Suzanne Kreiter/Globe staff
The country's infrastructure, never state-of-the-art, makes even short trips in the countryside a challenge.
Tourists will need a knowledgeable local's help to navigate the streets of Port-au-Prince.
A girl sat by the side of the road in Petionville, in the hills outside the capital city.
In the rainy season, downpours sometimes only last an hour or so, but the streets flood and become difficult for cars and pedestrians to traverse.
The aftermath of the earthquake was still visible in Petionville. Some residents lived in tents above the main roads.
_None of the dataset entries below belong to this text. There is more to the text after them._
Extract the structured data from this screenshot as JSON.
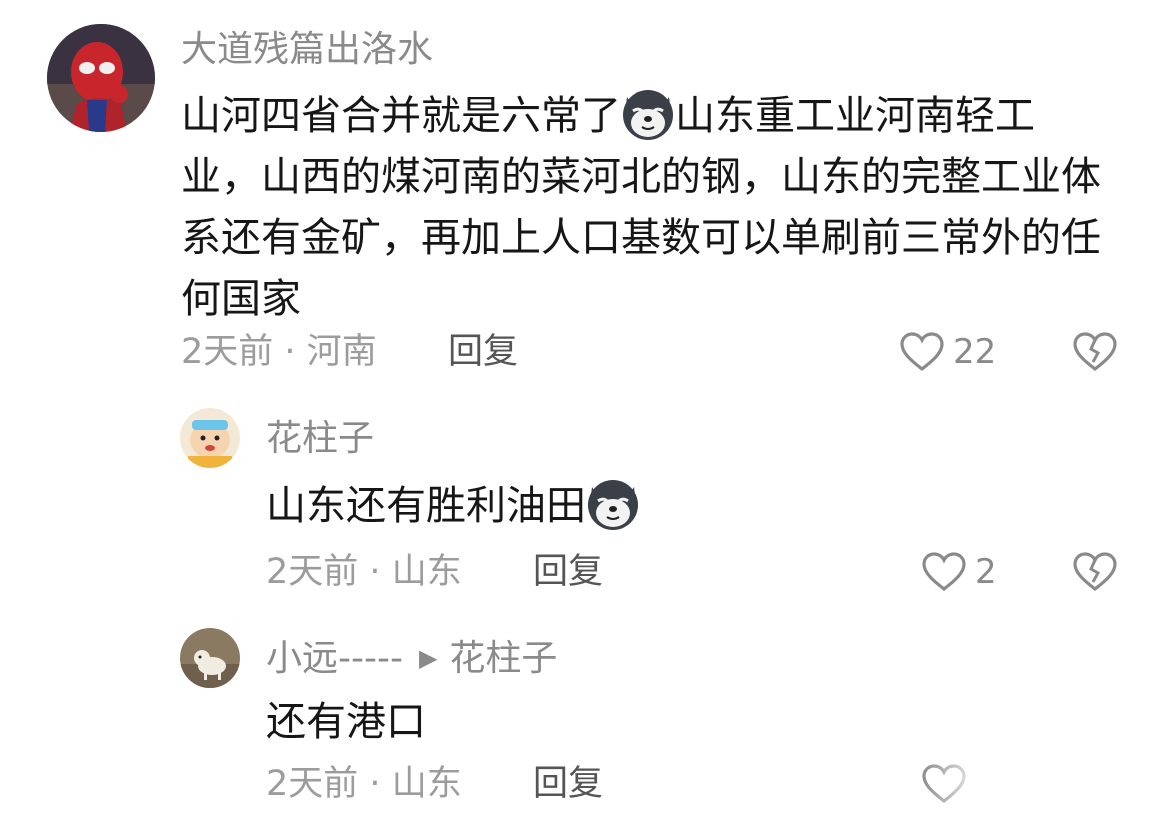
{
  "comments": [
    {
      "username": "大道残篇出洛水",
      "content_part1": "山河四省合并就是六常了",
      "content_part2": "山东重工业河南轻工业，山西的煤河南的菜河北的钢，山东的完整工业体系还有金矿，再加上人口基数可以单刷前三常外的任何国家",
      "emoji": "dog-emoji-icon",
      "time": "2天前",
      "location": "河南",
      "reply_label": "回复",
      "likes": "22"
    },
    {
      "username": "花柱子",
      "content": "山东还有胜利油田",
      "emoji": "dog-emoji-icon",
      "time": "2天前",
      "location": "山东",
      "reply_label": "回复",
      "likes": "2"
    },
    {
      "username": "小远-----",
      "reply_to": "花柱子",
      "content": "还有港口",
      "time": "2天前",
      "location": "山东",
      "reply_label": "回复",
      "likes": ""
    }
  ],
  "separator": "·",
  "reply_arrow": "▶",
  "colors": {
    "name": "#8a8a8a",
    "text": "#161616",
    "meta": "#9c9c9c",
    "reply": "#555555"
  }
}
Many cement dwellings in the hills surrounding Port-au-Prince survived the earthquake.
These shanties ring even the more upscale parts of town.
Kenscoff is a farm town in the mountains southeast of Port-au-Prince, scarred by the country’s poverty and the 2010 earthquake.
Caught in a cloudburst, soccer players got a lift back to Kenscoff.
Rock farming in the hills above Port-au-Prince framed nearby mountains.